Once I got a few beers in, as it were — speaking metaphorically, since I consumed only one actual beer while watching — I found myself falling in stride with Beerfest‘s rhythms. In fact, I think it was around the time that the director, Jay Chandrasekhar, showed up, that I start really digging the movie. Although I like all the members of the Broken Lizard comedy troupe to varying degrees, there’s something about Chandrasekhar’s shtick that works better for me than the rest. Here he plays a one-time beer-game whiz kid who has fallen on hard times — so hard, in fact, that he’s working as a male prostitute. Broken Lizard has a reputation for tiptoeing up to the outer edges of good taste — in the video played at his funeral, Donald Sutherland’s character pulls the plug on himself at the end of his own funeral speech — but the way Chandrasekhar sells this bit just made me laugh. Add in a surprisingly hilarious scene of a room of scientists extracting frog semen, and I was on board.
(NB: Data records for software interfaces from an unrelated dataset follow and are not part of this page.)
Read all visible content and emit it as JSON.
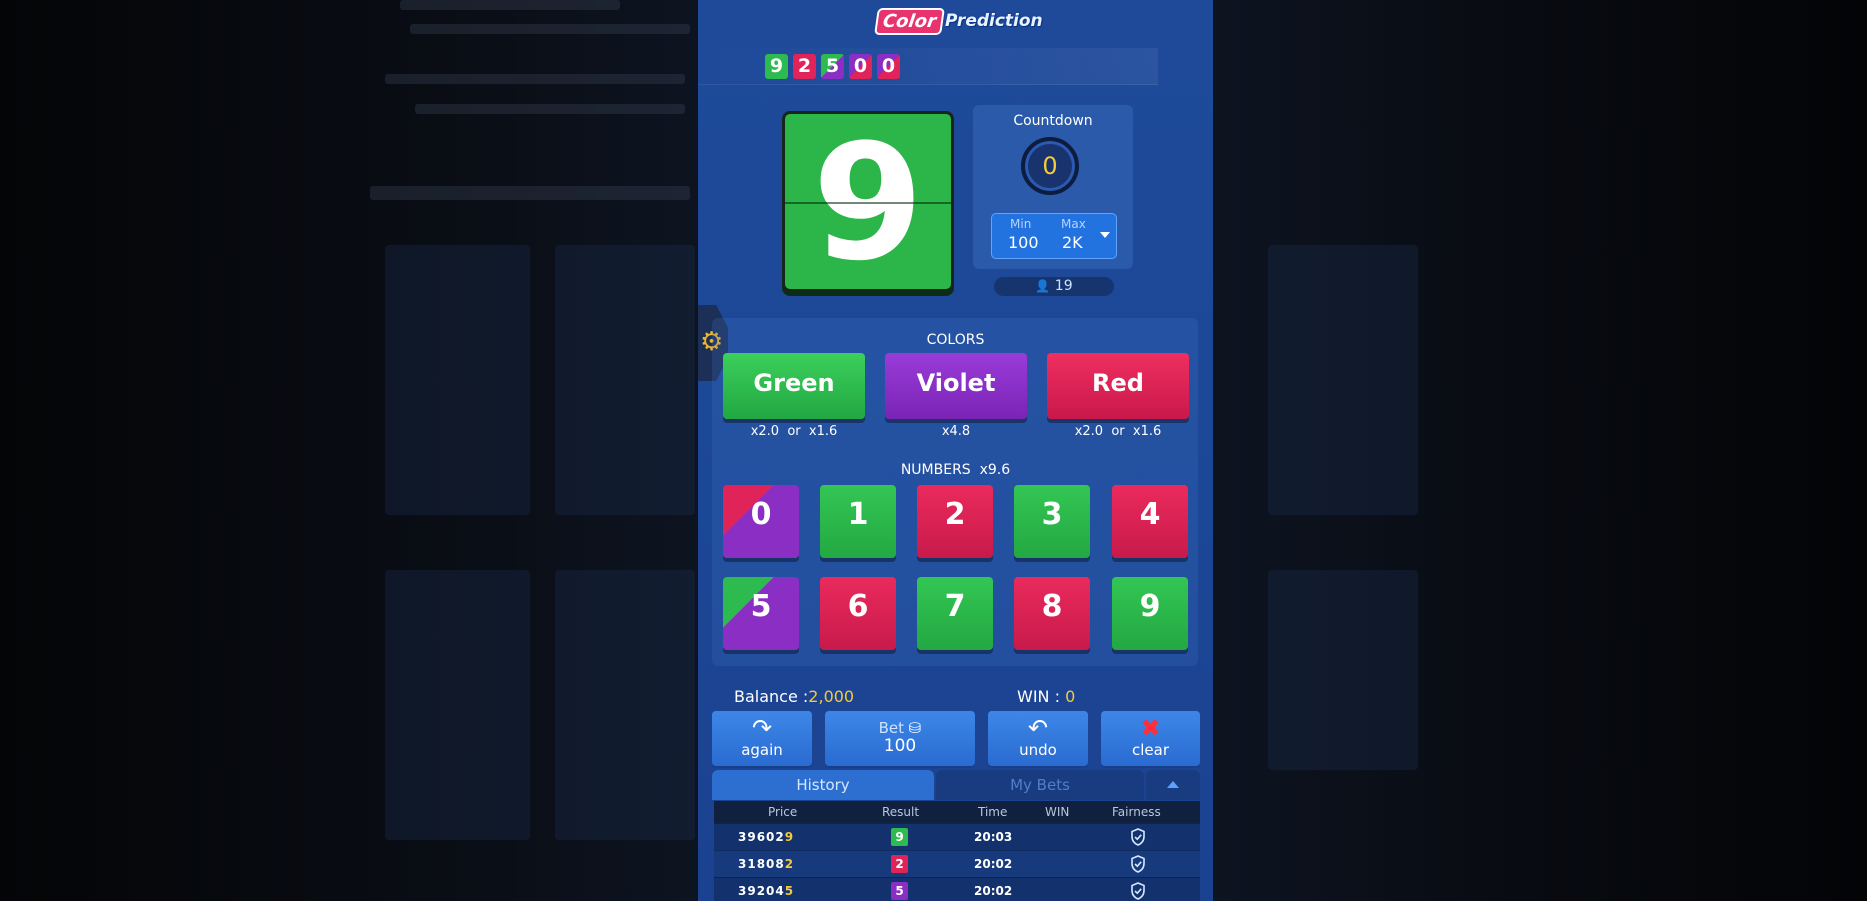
{
  "header": {
    "logo_part1": "Color",
    "logo_part2": "Prediction"
  },
  "recent_results": [
    {
      "digit": "9",
      "color": "green"
    },
    {
      "digit": "2",
      "color": "red"
    },
    {
      "digit": "5",
      "color": "green-violet"
    },
    {
      "digit": "0",
      "color": "red-violet"
    },
    {
      "digit": "0",
      "color": "red-violet"
    }
  ],
  "current_result": {
    "digit": "9",
    "color": "#2cb64a"
  },
  "countdown": {
    "title": "Countdown",
    "value": "0"
  },
  "limits": {
    "min_label": "Min",
    "min_value": "100",
    "max_label": "Max",
    "max_value": "2K"
  },
  "players": {
    "icon": "person-icon",
    "count": "19"
  },
  "colors_section": {
    "title": "COLORS",
    "buttons": [
      {
        "label": "Green",
        "odds": "x2.0  or  x1.6",
        "color": "#2db74d"
      },
      {
        "label": "Violet",
        "odds": "x4.8",
        "color": "#8a2ec6"
      },
      {
        "label": "Red",
        "odds": "x2.0  or  x1.6",
        "color": "#dd2256"
      }
    ]
  },
  "numbers_section": {
    "title": "NUMBERS  x9.6",
    "numbers": [
      {
        "label": "0",
        "style": "red-violet"
      },
      {
        "label": "1",
        "style": "green"
      },
      {
        "label": "2",
        "style": "red"
      },
      {
        "label": "3",
        "style": "green"
      },
      {
        "label": "4",
        "style": "red"
      },
      {
        "label": "5",
        "style": "green-violet"
      },
      {
        "label": "6",
        "style": "red"
      },
      {
        "label": "7",
        "style": "green"
      },
      {
        "label": "8",
        "style": "red"
      },
      {
        "label": "9",
        "style": "green"
      }
    ]
  },
  "wallet": {
    "balance_label": "Balance :",
    "balance_value": "2,000",
    "win_label": "WIN :",
    "win_value": "0"
  },
  "actions": {
    "again": "again",
    "bet_label": "Bet",
    "bet_value": "100",
    "undo": "undo",
    "clear": "clear"
  },
  "tabs": {
    "history": "History",
    "my_bets": "My Bets"
  },
  "history_table": {
    "headers": [
      "Price",
      "Result",
      "Time",
      "WIN",
      "Fairness"
    ],
    "rows": [
      {
        "price_prefix": "39602",
        "price_last": "9",
        "result": "9",
        "result_color": "green",
        "time": "20:03"
      },
      {
        "price_prefix": "31808",
        "price_last": "2",
        "result": "2",
        "result_color": "red",
        "time": "20:02"
      },
      {
        "price_prefix": "39204",
        "price_last": "5",
        "result": "5",
        "result_color": "violet",
        "time": "20:02"
      }
    ]
  }
}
There’s nothing “smart,” per se, about the jokes here, but the movie works up a gleeful pace as it puts its characters through a gauntlet of beer-related training exercises. The spirit of no less than Animal House is alive and well in the scenes of alcohol consumption that follow, but the fact that they are preparing for a beer-drinking competition saves it from the realm of mere juvenile drinking excess. As questionable as that purpose may be, these guys have one, and they prepare with an earnestness that makes us love them more than if they were just unrepentant drunks.
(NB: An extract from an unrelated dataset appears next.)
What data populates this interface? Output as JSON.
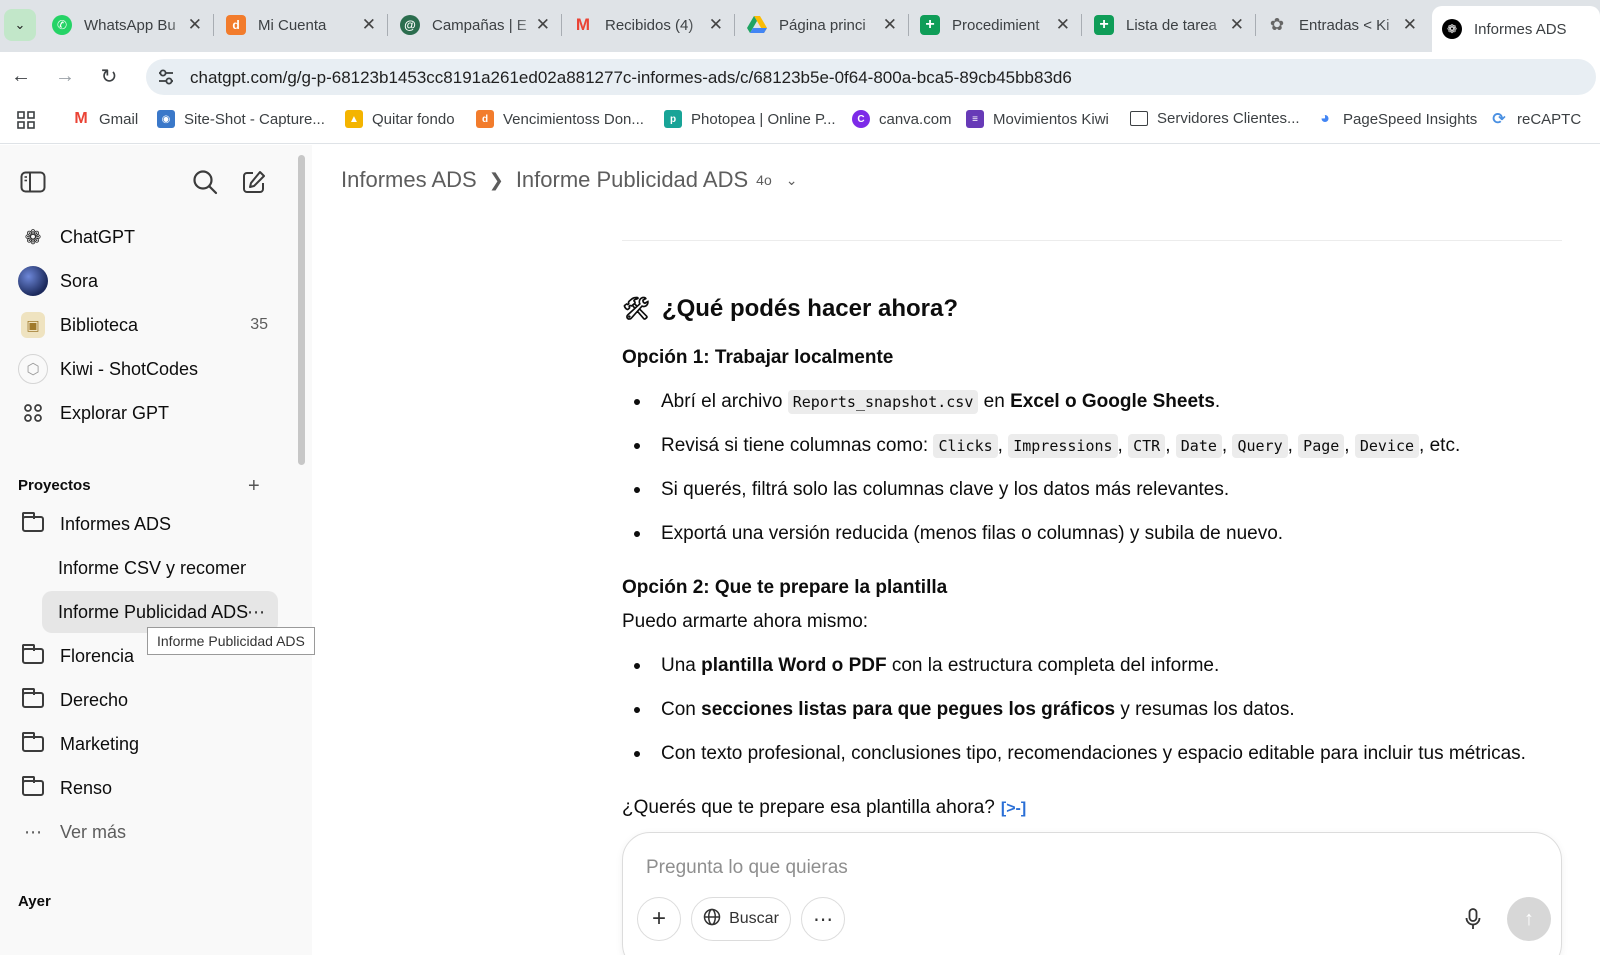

The year of training for Beerfest is fun, but where the movie really drives home its clever concept is in the details of the competition itself. Anyone who’s played a college drinking game at any point in their lives will recognize the inherent justness of having those skills count for something — indeed, in having an epic competition that revolves around the successful execution of those skills in a state of massive intoxication. Shouldn’t beer pong be an Olympic sport? Shouldn’t “monkey chugging” (drinking a beer while hanging upside down) be an Olympic sport? The movie has some harmless fun with stereotypes — one of the Germans, when asked if they are any good, says “Well, we just beat the Irish, so yeah, I think we’re pretty good.” The wonderfully egalitarian thing about this international competition, and indeed, this movie, is that nearly any culture you can think is known in some way or another for being able to put back a drink with the best of ’em.